__Data for the task__:

★ ★ ★

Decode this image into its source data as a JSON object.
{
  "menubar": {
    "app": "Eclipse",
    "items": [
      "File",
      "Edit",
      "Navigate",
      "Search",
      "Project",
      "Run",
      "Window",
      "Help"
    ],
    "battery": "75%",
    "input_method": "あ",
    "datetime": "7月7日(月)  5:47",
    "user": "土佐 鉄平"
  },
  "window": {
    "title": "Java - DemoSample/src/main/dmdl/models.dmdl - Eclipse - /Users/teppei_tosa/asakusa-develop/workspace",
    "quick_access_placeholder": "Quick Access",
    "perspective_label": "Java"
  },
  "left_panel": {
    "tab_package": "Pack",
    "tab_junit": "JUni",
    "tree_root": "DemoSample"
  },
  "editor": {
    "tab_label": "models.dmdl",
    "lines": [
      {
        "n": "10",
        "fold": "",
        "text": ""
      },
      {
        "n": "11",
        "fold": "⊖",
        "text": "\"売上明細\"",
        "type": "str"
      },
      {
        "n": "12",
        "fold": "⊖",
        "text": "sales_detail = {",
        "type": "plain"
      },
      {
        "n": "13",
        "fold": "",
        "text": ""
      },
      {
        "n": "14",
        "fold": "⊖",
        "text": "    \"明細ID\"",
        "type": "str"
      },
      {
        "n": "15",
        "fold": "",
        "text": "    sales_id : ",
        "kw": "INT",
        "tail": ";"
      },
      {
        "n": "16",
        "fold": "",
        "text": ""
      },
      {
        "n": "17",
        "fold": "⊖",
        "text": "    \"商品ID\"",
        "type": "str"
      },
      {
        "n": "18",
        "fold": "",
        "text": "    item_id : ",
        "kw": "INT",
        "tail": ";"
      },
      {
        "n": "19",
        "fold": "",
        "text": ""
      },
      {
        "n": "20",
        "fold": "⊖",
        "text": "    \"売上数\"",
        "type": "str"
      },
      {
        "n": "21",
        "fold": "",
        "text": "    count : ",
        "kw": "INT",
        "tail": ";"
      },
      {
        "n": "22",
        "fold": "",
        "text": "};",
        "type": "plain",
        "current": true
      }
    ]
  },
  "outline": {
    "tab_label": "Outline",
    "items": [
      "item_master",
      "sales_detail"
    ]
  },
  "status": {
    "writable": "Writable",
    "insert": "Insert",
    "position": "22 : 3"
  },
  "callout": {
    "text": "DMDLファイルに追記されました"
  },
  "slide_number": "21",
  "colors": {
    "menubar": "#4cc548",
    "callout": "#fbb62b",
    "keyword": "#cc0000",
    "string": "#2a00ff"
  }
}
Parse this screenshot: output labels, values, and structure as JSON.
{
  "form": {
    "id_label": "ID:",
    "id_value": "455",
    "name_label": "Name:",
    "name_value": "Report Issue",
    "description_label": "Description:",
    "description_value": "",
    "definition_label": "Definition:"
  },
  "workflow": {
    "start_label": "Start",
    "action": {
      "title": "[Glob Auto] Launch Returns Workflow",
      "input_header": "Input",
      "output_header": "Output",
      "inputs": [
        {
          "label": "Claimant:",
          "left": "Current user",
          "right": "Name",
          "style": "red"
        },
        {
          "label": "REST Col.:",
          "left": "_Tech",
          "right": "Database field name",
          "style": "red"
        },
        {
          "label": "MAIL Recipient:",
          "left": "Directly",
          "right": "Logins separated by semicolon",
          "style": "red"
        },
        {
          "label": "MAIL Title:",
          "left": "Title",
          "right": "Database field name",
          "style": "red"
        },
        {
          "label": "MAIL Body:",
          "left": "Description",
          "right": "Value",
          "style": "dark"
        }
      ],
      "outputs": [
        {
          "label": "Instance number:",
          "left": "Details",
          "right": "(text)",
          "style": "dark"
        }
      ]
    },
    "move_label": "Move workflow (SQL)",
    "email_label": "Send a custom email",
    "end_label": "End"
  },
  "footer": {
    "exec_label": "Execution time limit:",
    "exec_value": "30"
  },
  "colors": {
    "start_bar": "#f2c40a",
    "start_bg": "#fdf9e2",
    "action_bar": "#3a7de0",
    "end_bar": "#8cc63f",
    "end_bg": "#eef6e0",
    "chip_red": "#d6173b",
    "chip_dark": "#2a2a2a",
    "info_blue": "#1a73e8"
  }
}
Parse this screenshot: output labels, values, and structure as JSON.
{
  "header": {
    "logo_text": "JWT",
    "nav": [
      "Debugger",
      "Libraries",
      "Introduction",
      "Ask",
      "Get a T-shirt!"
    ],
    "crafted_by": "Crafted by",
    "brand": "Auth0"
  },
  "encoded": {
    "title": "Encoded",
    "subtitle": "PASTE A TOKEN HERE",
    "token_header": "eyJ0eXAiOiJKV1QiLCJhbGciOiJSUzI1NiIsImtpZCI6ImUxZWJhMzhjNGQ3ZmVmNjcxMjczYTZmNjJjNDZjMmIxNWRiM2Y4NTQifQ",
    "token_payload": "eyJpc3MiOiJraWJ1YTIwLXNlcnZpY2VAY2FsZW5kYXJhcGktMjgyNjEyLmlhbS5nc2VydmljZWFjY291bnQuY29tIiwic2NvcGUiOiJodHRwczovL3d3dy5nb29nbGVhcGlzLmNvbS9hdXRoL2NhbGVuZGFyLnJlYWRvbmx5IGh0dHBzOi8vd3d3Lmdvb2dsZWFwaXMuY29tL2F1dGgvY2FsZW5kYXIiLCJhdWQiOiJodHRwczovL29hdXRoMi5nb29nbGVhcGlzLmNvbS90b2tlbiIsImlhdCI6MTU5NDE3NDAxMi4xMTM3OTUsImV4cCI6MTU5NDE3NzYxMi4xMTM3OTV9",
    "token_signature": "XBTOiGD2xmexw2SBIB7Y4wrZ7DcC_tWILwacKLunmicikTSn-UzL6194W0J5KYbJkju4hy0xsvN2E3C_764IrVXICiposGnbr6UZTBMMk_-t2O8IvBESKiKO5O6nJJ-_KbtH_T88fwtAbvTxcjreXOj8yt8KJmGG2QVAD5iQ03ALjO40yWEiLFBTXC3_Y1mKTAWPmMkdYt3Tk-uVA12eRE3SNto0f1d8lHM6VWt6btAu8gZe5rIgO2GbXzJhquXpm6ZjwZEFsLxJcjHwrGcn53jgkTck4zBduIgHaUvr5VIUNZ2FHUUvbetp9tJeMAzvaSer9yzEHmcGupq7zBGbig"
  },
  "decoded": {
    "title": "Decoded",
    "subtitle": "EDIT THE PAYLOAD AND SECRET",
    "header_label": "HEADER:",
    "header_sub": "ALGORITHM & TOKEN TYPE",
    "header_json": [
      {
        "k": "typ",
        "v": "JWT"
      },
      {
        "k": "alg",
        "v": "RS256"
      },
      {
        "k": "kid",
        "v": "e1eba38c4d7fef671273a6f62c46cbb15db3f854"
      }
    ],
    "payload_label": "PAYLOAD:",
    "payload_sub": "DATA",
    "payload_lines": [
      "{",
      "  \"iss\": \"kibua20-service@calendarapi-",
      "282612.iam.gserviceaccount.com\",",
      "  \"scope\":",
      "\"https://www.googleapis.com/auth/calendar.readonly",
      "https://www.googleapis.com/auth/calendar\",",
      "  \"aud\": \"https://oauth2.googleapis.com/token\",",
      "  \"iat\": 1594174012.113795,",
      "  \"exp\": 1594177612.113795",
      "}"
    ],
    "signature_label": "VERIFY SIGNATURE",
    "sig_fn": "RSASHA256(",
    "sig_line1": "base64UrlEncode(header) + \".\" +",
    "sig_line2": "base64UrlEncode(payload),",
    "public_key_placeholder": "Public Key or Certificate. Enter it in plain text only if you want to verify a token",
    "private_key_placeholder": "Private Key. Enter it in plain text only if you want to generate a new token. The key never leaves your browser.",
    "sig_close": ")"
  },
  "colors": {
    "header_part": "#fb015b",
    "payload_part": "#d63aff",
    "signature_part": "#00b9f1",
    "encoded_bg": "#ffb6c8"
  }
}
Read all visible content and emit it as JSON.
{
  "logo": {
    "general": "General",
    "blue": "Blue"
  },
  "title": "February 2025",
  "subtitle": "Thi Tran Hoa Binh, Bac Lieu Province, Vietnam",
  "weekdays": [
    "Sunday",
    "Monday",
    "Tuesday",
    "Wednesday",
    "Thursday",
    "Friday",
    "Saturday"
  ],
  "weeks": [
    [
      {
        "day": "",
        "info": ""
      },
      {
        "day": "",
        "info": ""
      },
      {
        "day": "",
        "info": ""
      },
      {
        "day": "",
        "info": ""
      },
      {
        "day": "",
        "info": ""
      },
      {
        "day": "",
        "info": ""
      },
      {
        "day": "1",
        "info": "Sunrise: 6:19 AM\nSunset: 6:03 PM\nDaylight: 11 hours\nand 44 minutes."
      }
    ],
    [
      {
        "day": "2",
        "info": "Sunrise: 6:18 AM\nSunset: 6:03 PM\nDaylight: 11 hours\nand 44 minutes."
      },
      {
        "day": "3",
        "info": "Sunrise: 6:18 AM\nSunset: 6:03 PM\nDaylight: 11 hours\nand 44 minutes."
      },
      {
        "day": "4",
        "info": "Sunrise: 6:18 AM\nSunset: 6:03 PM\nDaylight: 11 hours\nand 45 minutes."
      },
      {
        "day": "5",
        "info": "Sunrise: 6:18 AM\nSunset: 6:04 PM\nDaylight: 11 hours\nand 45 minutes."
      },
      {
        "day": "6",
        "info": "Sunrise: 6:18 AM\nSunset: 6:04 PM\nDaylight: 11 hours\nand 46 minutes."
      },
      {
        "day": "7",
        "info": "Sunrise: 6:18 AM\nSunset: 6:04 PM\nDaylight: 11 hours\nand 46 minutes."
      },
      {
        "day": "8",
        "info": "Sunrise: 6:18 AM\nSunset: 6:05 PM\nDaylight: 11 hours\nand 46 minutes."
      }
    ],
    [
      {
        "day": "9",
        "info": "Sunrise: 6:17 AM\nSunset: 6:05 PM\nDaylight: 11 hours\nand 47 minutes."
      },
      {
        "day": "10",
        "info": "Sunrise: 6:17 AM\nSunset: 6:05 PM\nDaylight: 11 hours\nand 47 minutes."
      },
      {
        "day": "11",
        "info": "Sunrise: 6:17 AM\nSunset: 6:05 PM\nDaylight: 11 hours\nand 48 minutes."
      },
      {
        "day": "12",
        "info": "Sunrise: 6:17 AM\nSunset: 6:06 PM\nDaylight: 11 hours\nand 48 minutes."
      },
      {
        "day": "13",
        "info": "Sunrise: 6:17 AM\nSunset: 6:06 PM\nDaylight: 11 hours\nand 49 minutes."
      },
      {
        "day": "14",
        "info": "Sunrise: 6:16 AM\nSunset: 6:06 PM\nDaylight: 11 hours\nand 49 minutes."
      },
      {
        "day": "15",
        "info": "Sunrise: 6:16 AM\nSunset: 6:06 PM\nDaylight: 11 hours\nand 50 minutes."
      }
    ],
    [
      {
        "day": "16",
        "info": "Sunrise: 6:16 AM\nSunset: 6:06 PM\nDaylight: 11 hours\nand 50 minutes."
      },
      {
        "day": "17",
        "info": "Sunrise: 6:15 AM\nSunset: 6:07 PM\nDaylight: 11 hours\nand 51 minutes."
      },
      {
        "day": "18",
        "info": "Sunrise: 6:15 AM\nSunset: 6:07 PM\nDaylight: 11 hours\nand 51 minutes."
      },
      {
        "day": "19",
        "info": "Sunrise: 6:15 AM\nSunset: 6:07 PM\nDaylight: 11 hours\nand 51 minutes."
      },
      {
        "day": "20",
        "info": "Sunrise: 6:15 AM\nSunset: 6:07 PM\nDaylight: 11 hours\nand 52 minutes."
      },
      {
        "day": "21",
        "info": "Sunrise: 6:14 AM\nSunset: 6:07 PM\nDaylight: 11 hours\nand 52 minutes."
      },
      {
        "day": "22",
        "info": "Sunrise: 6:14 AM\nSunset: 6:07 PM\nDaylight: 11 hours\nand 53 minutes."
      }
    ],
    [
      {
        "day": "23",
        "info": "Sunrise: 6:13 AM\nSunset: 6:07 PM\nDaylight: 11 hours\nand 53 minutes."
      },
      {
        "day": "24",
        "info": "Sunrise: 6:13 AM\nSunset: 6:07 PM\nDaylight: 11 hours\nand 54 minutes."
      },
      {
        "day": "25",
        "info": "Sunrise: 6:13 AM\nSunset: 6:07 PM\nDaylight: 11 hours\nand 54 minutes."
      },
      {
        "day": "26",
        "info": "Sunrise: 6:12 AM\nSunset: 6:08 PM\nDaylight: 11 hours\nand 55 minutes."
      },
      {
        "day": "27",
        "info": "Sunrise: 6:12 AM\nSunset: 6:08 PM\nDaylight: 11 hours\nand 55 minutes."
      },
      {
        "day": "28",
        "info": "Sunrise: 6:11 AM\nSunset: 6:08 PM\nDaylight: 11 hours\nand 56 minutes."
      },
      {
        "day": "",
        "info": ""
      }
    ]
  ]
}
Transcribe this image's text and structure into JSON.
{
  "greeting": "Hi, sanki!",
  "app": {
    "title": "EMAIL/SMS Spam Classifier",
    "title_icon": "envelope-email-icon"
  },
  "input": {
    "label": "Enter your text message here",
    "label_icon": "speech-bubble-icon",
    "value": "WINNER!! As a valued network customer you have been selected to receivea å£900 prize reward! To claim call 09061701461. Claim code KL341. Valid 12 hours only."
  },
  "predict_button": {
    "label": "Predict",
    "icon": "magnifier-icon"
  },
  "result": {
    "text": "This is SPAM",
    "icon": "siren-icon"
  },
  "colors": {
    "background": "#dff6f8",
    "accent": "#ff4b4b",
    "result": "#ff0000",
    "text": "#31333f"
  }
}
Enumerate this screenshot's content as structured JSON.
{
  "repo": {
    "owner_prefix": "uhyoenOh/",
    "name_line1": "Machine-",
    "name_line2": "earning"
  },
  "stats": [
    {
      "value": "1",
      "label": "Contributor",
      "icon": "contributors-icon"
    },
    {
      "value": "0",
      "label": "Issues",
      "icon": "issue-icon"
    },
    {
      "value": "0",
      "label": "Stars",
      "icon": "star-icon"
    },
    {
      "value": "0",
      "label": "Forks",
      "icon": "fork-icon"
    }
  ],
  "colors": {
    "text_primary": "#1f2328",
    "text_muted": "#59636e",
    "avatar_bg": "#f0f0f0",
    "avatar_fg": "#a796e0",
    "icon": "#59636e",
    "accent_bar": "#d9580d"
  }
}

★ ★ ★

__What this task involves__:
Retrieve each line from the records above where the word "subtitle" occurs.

__Your solution__:
    "subtitle": "PASTE A TOKEN HERE",
    "subtitle": "EDIT THE PAYLOAD AND SECRET",
  "subtitle": "Thi Tran Hoa Binh, Bac Lieu Province, Vietnam",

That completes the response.